In-person work is largely dependent on real-time communication, but replicating that culture in a virtual environment brought a range of challenges, including Zoom fatigue, meeting overload, and constant disruptions that make it extra challenging to get work done.
For many, the solution was a rapid return to the office, despite countless studies showing most employees prefer working remotely and are more productive when they do. More forward-looking organizations, however, are seeking to depend less on those traditional modes of real-time communication and embrace asynchronous communication instead.
Like remote work, however, you can’t just flip a switch or declare that your organization is async and expect everything to fall into place. Making the transition effective requires careful planning, ongoing dialogue with staff, updating longstanding processes, and onboarding new tools.
Here are five key steps to help you redesign your work culture around asynchronous work.
1. Go together
According to the African proverb, “If you want to go fast, go alone. If you want to go far, go together.” This saying is especially apt when we talk about async work because it’s designed to enable individuals to go fast alone, and teams can go far together. Before you begin your journey, it’s important to have honest conversations with your team about what the transition will look like in practical terms.
Before running an async experiment, digital HR services provider Oyster suggests engaging in ongoing dialogue with staff about the realities of the change.

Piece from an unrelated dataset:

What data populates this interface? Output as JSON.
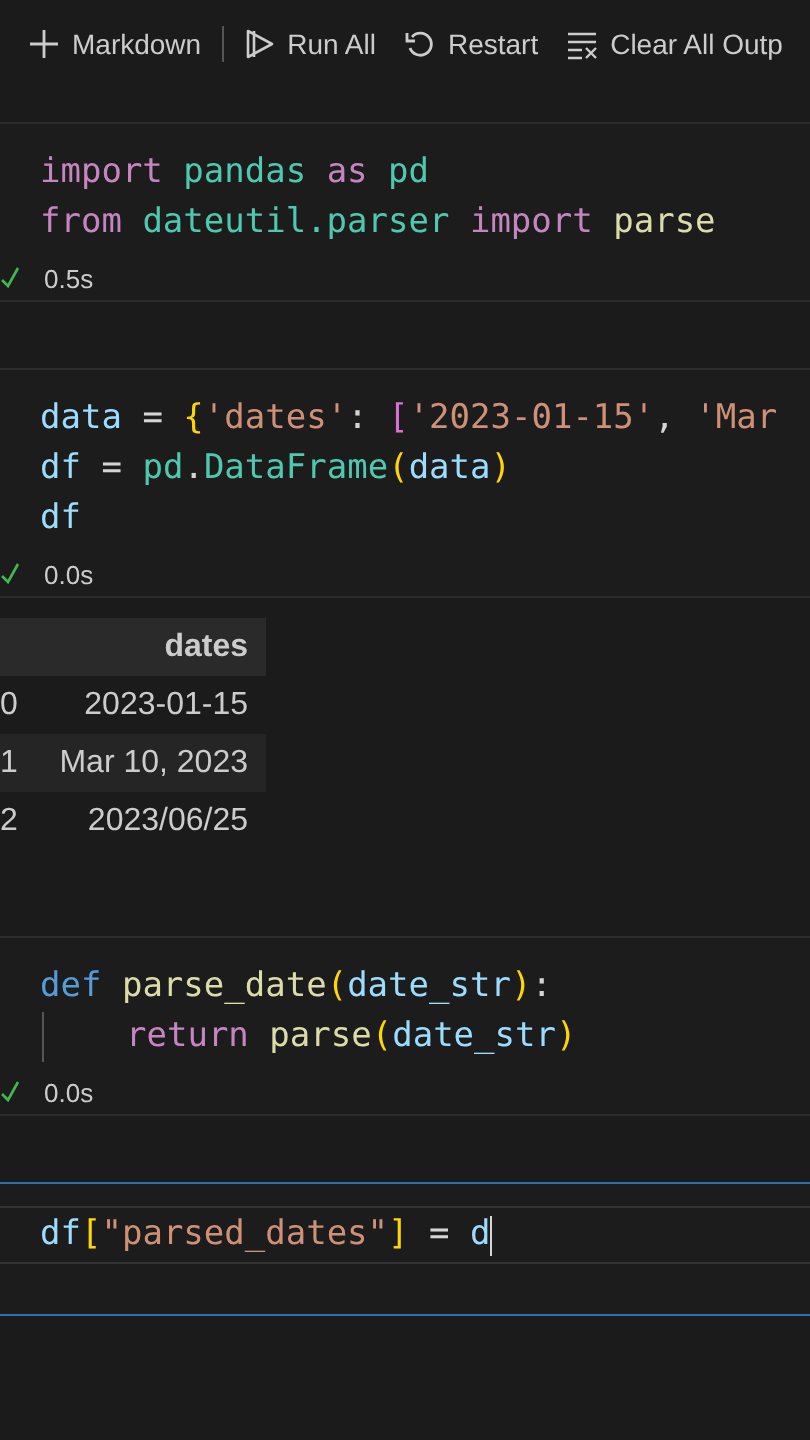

“We’d suggest over-communicating the concept at first to ensure that everyone is aligned on what’s expected and how to approach it,” wrote Rhys Black, the company’s head of workplace design. “Acknowledge that you are all learning and evolving the process together—and your team’s feedback is what’s really going to shape the experience moving forward.”
Through these conversations, leaders can better understand whether async is the right fit for their organization and collect buy-in from staff before implementing changes.
2. Adopt a culture of transparency and documentation
It’s no coincidence that one of the most successful async organizations in the world, GitLab, lists transparency as one of its core values. That’s because cutting down on interruptions requires information to be readily available in a forum that doesn’t have gatekeepers.
The company believes that “by making information public, we can reduce the threshold to contribution and make collaboration easier.” They offer a massive public repository of information about itself and its inner workings and a publicly accessible company handbook that is updated regularly. The two tools seek to answer any question a customer or employee might have without tapping anyone on the shoulder or pinging their device.
“Everything we do is public by default,” explained co-founder and CEO Sid Sijbrandij and chief of staff Stella Treas in those very documents. “Encourage others to default to documentation rather than pressuring others to be online outside their working hours.”
3. Set clear guidelines for what constitutes a “necessary” meeting
The goal of async is to reduce our reliance on real-time communication, but every business has moments when they can’t be avoided. The problem is that the bar for what constitutes a “necessary” meeting has gotten too low. That’s what ultimately inspired Shopify to cancel meetings altogether. This past February, the Canadian e-commerce giant announced it was cutting 322,000 hours of meetings by eliminating all recurring engagements with three or more people.
“Uninterrupted time is the most precious resource of a craftsperson, and we are giving our people a ‘no judgment zone’ to subtract, reject meetings, and focus on what is most valuable,” Kaz Nejatian, Shopify’s vice-president of product and chief operating officer, said in a statement. “People have been saying ‘no’ to meetings from me, and I’m the COO of the company. And that’s great,” he added.
Getting serious about async requires us to wean off our meeting addiction and replace them with async communication like audio, text, or video messages.
4. Establish norms that protect deep-work periods
If you want your team members to get things done, you must give them the time and space. Going from deep work to answering a few emails or Slack messages can send us way off track. That is why I built Bubbles, a platform designed to optimize async communications across various formats.
I work best when I can cross an item off my to-do list before checking email, responding to Bubbles, or taking calls. This allows me to avoid context-switching and focus on the task. I can do so because my team no longer expects an immediate reply, and that expectation also extends to them.
Making async work requires the establishment of new norms around communication response times to protect against interrupting deep work periods.
Tom Medema is the founder of Bubbles, one of the fastest-growing remote work tools in tech. As a former CTO, he scaled his last company’s remote engineering team from 1 to 150 in under two years. Those growing pains led to Bubbles, an async video collaboration platform that enables people, on average, to eliminate 41% of their meetings.